Every day I look for the silver linings in life; because no matter how stressful my day has been, there is always something good happening that I could focus my attention on instead. It’s my secret recipe for staying happy in the middle of strife and turmoil. You can’t be a real estate agent in Sacramento and not be on intimate terms with strife and turmoil in today’s real estate market.
The trick is to fill your brain with fun and interesting data, while leaving the essential facts such as the square footage and sales price of my Land Park listing at 1620 Sutterville Road still at the top of my brain. There is only so much room up there in the attic. At my age, it’s come to a point that if something goes in, something else has to come out. But I have left a space for smart entertainment. One such television show that I love to watch as I unwind from my day is Portlandia, and the new season of Portlandia has finally arrived.
It’s one of the few shows on TV that actually makes me laugh out loud. The writing and cast are brilliant. No wonder they attract such top name talent, too. It’s a little over the top, but only by a smidgeon. Not enough to be completely unbelievable. Besides, most funny things are based in truth somewhere along the line.
It carries over into my dreams, apparently. Because this morning I woke up in a bit of a haze from a dream in which I was writing a segment for Portlandia. It involved flat-screen TVs and how to watch DVDs, versus streaming video, versus TV, versus cable channels and recording 2 shows at once. Stuff your 5-year-old can do but you, being over the age of 30, cannot. And, then, the show ends with the two stars, Carrie Brownstein and Fred Armisen, sitting in a Home Depot on top of paint cans, sharing a bag of popcorn and watching a football game without sound on a big screen TV for sale.

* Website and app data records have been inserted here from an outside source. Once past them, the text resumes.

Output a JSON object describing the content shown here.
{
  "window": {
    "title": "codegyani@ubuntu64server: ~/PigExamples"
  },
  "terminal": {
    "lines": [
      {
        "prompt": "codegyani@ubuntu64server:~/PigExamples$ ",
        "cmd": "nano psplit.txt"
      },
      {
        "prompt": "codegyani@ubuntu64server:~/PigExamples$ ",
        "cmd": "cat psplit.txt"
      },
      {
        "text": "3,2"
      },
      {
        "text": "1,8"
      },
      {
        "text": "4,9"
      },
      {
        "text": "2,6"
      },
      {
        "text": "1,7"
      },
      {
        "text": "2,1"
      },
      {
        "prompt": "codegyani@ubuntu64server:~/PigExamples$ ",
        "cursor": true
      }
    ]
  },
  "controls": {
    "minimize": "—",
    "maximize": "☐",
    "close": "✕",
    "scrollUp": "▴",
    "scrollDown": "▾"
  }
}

Hey, Carrie, send the residual check to my home in Land Park. In the meanwhile, I won’t give up my day job of being a Sacramento real estate agent.
Photo of Portland, by Elizabeth Weintraub